§ About this exercise: Across all lines of the entries, tally those with the word "kind" in them. The reply is the tally, by itself.

+++ Given data +++

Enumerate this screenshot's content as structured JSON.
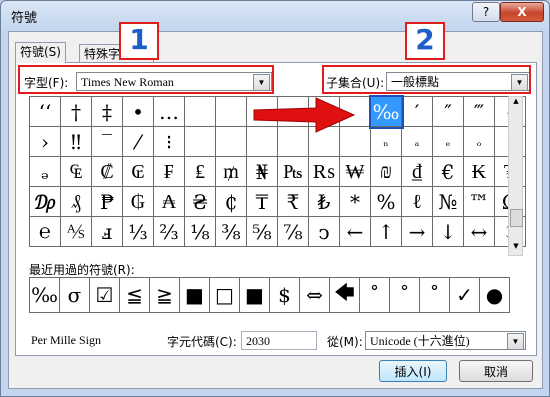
{
  "window": {
    "title": "符號",
    "help": "?",
    "close": "X"
  },
  "tabs": [
    "符號(S)",
    "特殊字元(P)"
  ],
  "font": {
    "label": "字型(F):",
    "value": "Times New Roman"
  },
  "subset": {
    "label": "子集合(U):",
    "value": "一般標點"
  },
  "annotations": [
    "1",
    "2"
  ],
  "grid": [
    [
      "‘‘",
      "†",
      "‡",
      "•",
      "…",
      "",
      "",
      "",
      "",
      "",
      "",
      "‰",
      "′",
      "″",
      "‴",
      "‹"
    ],
    [
      "›",
      "‼",
      "‾",
      "⁄",
      "⁝",
      "",
      "",
      "",
      "",
      "",
      "",
      "ₙ",
      "ₐ",
      "ₑ",
      "ₒ",
      "ₓ"
    ],
    [
      "ₔ",
      "₠",
      "₡",
      "₢",
      "₣",
      "₤",
      "₥",
      "₦",
      "₧",
      "₨",
      "₩",
      "₪",
      "₫",
      "€",
      "₭",
      "₮"
    ],
    [
      "₯",
      "₰",
      "₱",
      "₲",
      "₳",
      "₴",
      "₵",
      "₸",
      "₹",
      "₺",
      "*",
      "%",
      "ℓ",
      "№",
      "™",
      "Ω"
    ],
    [
      "℮",
      "⅍",
      "ⅎ",
      "⅓",
      "⅔",
      "⅛",
      "⅜",
      "⅝",
      "⅞",
      "ↄ",
      "←",
      "↑",
      "→",
      "↓",
      "↔",
      "↕"
    ]
  ],
  "recent": {
    "label": "最近用過的符號(R):",
    "items": [
      "‰",
      "σ",
      "☑",
      "≦",
      "≧",
      "■",
      "□",
      "■",
      "$",
      "⇔",
      "🡄",
      "˚",
      "˚",
      "˚",
      "✓",
      "●"
    ]
  },
  "char_name": "Per Mille Sign",
  "char_code": {
    "label": "字元代碼(C):",
    "value": "2030"
  },
  "from": {
    "label": "從(M):",
    "value": "Unicode (十六進位)"
  },
  "buttons": {
    "insert": "插入(I)",
    "cancel": "取消"
  }
}
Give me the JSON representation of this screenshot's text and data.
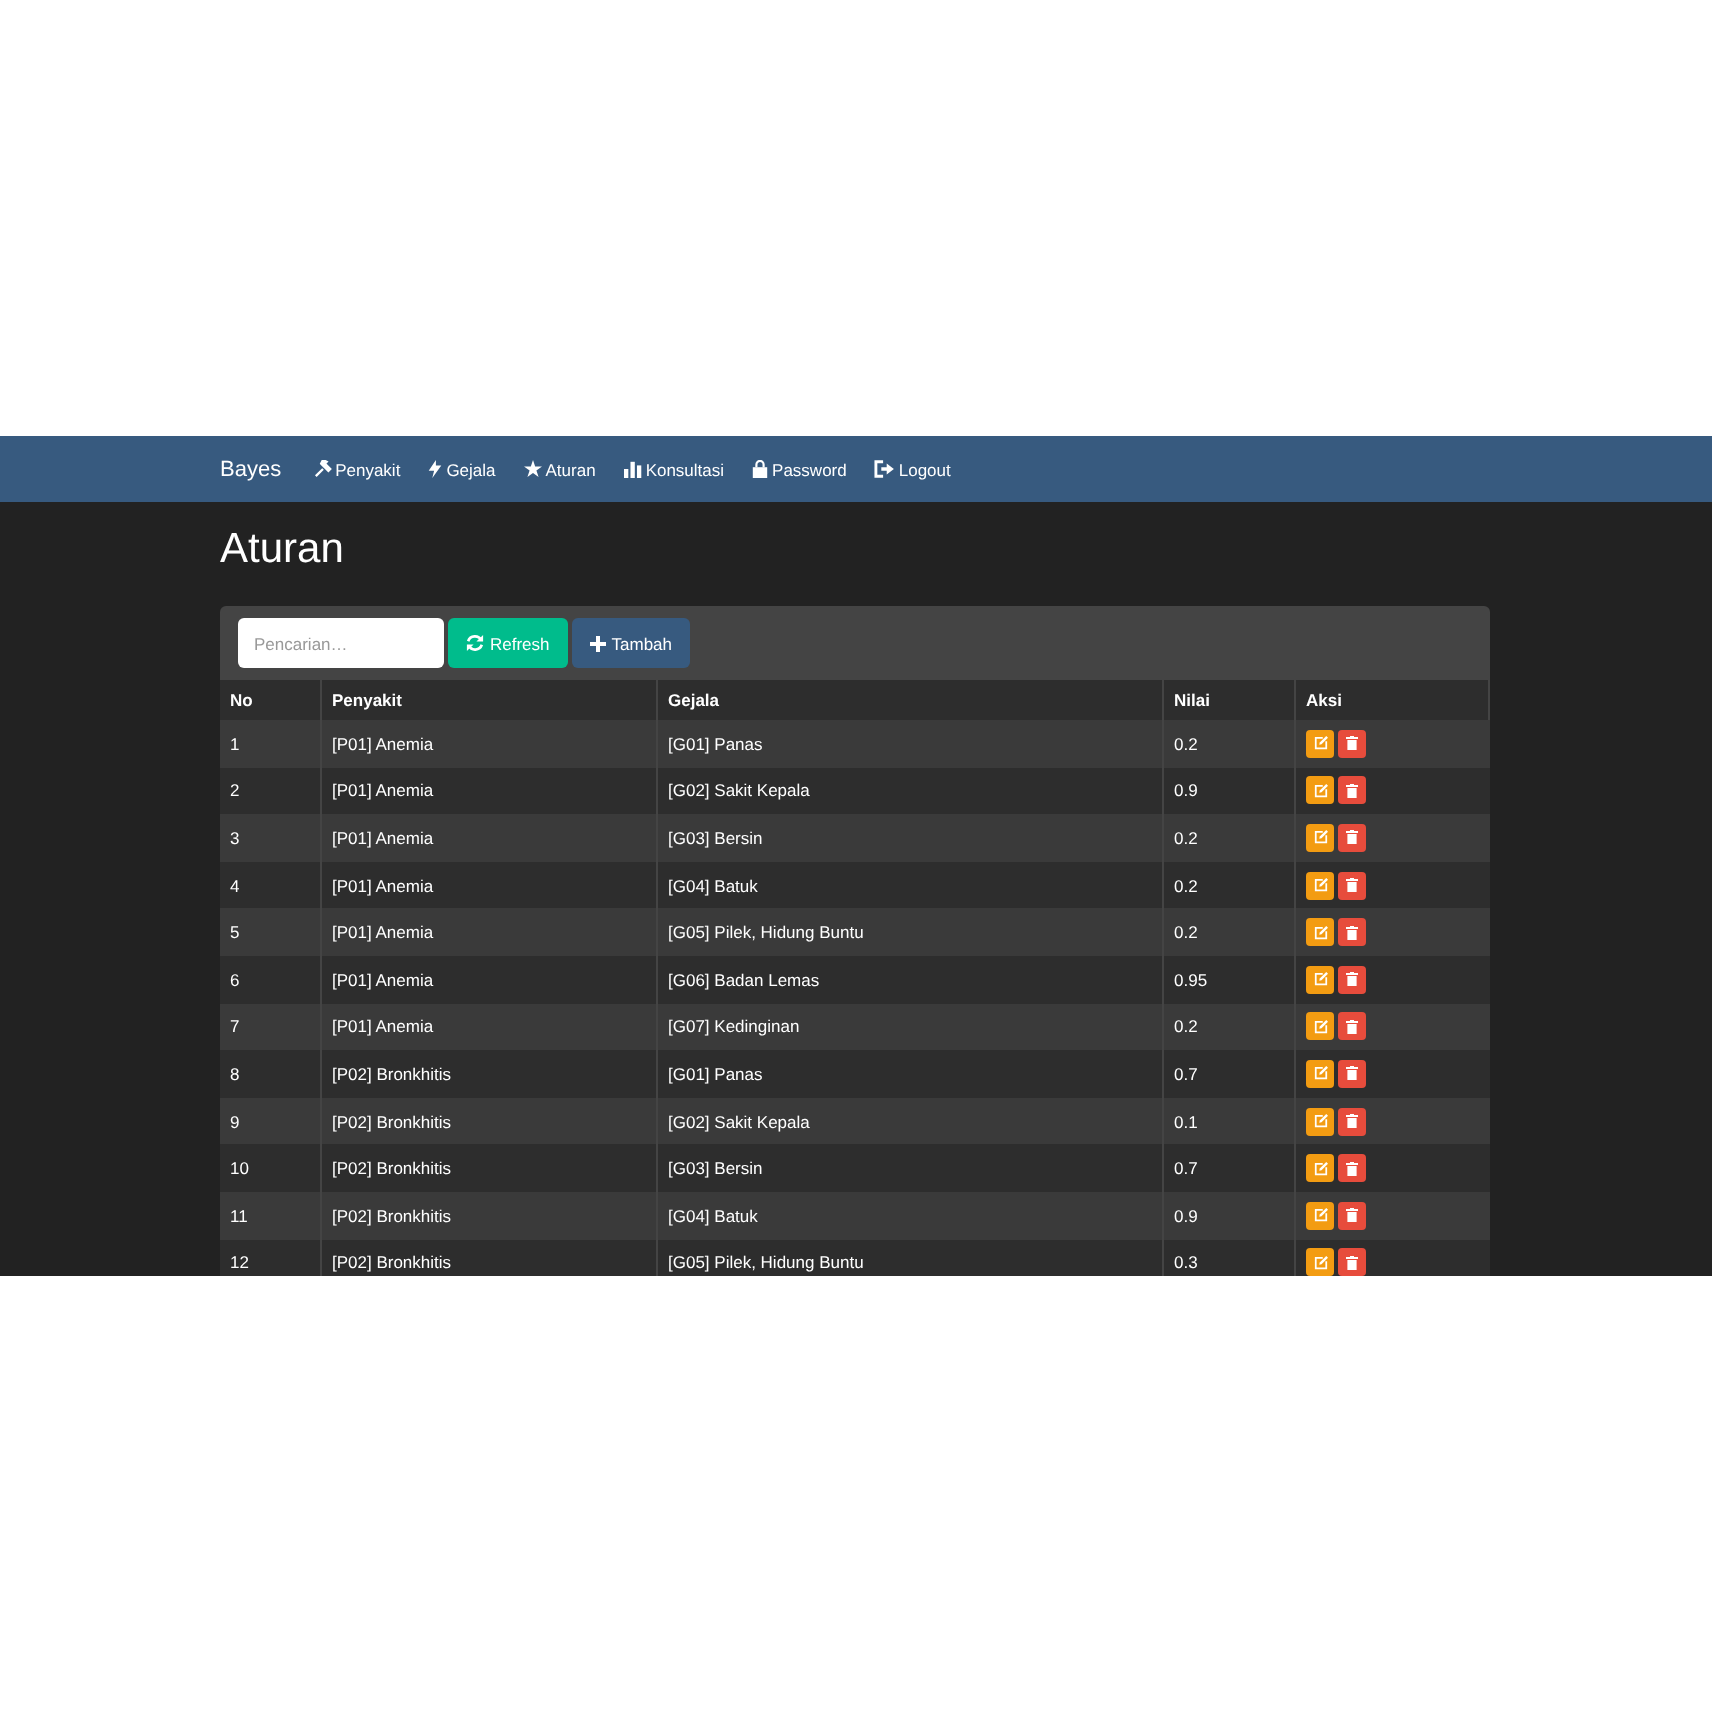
{
  "navbar": {
    "brand": "Bayes",
    "items": [
      {
        "label": "Penyakit",
        "kind": "disease"
      },
      {
        "label": "Gejala",
        "kind": "symptom"
      },
      {
        "label": "Aturan",
        "kind": "rule"
      },
      {
        "label": "Konsultasi",
        "kind": "consult"
      },
      {
        "label": "Password",
        "kind": "password"
      },
      {
        "label": "Logout",
        "kind": "logout"
      }
    ]
  },
  "page_title": "Aturan",
  "toolbar": {
    "search": {
      "placeholder": "Pencarian…"
    },
    "buttons": [
      {
        "label": "Refresh",
        "kind": "refresh"
      },
      {
        "label": "Tambah",
        "kind": "add"
      }
    ]
  },
  "table": {
    "columns": [
      "No",
      "Penyakit",
      "Gejala",
      "Nilai",
      "Aksi"
    ],
    "rows": [
      {
        "no": "1",
        "penyakit": "[P01] Anemia",
        "gejala": "[G01] Panas",
        "nilai": "0.2"
      },
      {
        "no": "2",
        "penyakit": "[P01] Anemia",
        "gejala": "[G02] Sakit Kepala",
        "nilai": "0.9"
      },
      {
        "no": "3",
        "penyakit": "[P01] Anemia",
        "gejala": "[G03] Bersin",
        "nilai": "0.2"
      },
      {
        "no": "4",
        "penyakit": "[P01] Anemia",
        "gejala": "[G04] Batuk",
        "nilai": "0.2"
      },
      {
        "no": "5",
        "penyakit": "[P01] Anemia",
        "gejala": "[G05] Pilek, Hidung Buntu",
        "nilai": "0.2"
      },
      {
        "no": "6",
        "penyakit": "[P01] Anemia",
        "gejala": "[G06] Badan Lemas",
        "nilai": "0.95"
      },
      {
        "no": "7",
        "penyakit": "[P01] Anemia",
        "gejala": "[G07] Kedinginan",
        "nilai": "0.2"
      },
      {
        "no": "8",
        "penyakit": "[P02] Bronkhitis",
        "gejala": "[G01] Panas",
        "nilai": "0.7"
      },
      {
        "no": "9",
        "penyakit": "[P02] Bronkhitis",
        "gejala": "[G02] Sakit Kepala",
        "nilai": "0.1"
      },
      {
        "no": "10",
        "penyakit": "[P02] Bronkhitis",
        "gejala": "[G03] Bersin",
        "nilai": "0.7"
      },
      {
        "no": "11",
        "penyakit": "[P02] Bronkhitis",
        "gejala": "[G04] Batuk",
        "nilai": "0.9"
      },
      {
        "no": "12",
        "penyakit": "[P02] Bronkhitis",
        "gejala": "[G05] Pilek, Hidung Buntu",
        "nilai": "0.3"
      }
    ]
  }
}
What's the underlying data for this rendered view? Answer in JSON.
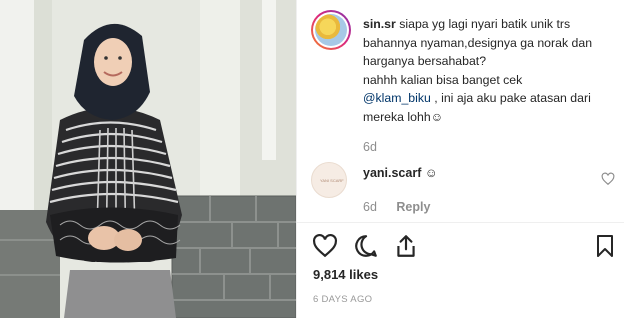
{
  "post": {
    "image_alt": "woman in hijab wearing black and white batik top",
    "author_username": "sin.sr",
    "caption_part1": "siapa yg lagi nyari batik unik trs bahannya nyaman,designya ga norak dan harganya bersahabat?",
    "caption_part2": "nahhh kalian bisa banget cek",
    "caption_mention": "@klam_biku",
    "caption_part3": ", ini aja aku pake atasan dari mereka lohh☺",
    "caption_age": "6d"
  },
  "comment": {
    "username": "yani.scarf",
    "emoji": "☺",
    "age": "6d",
    "reply_label": "Reply",
    "avatar_text": "YANI SCARF"
  },
  "actions": {
    "likes": "9,814 likes",
    "posted": "6 DAYS AGO"
  },
  "colors": {
    "accent_link": "#003569",
    "muted_text": "#8e8e8e"
  },
  "icons": {
    "like": "heart-icon",
    "comment": "comment-icon",
    "share": "share-icon",
    "save": "bookmark-icon",
    "comment_like": "small-heart-icon"
  }
}
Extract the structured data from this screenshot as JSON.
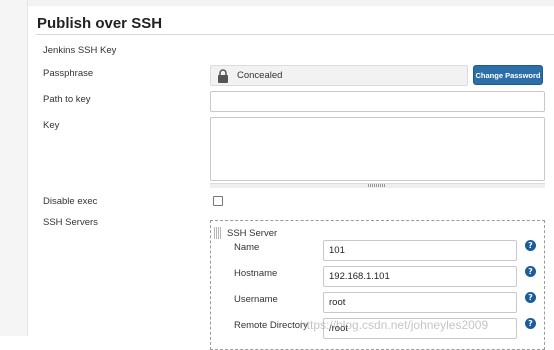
{
  "section": {
    "title": "Publish over SSH"
  },
  "jenkins_ssh_key": {
    "label": "Jenkins SSH Key"
  },
  "passphrase": {
    "label": "Passphrase",
    "value": "Concealed",
    "change_button": "Change Password"
  },
  "path_to_key": {
    "label": "Path to key",
    "value": ""
  },
  "key": {
    "label": "Key",
    "value": ""
  },
  "disable_exec": {
    "label": "Disable exec",
    "checked": false
  },
  "ssh_servers": {
    "label": "SSH Servers",
    "server": {
      "header": "SSH Server",
      "name_label": "Name",
      "name_value": "101",
      "hostname_label": "Hostname",
      "hostname_value": "192.168.1.101",
      "username_label": "Username",
      "username_value": "root",
      "remote_dir_label": "Remote Directory",
      "remote_dir_value": "/root"
    }
  },
  "help_glyph": "?",
  "watermark": "https://blog.csdn.net/johneyles2009",
  "colors": {
    "button_bg": "#2c6fa8",
    "help_icon": "#1c5d99"
  }
}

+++

§ Answer space: 8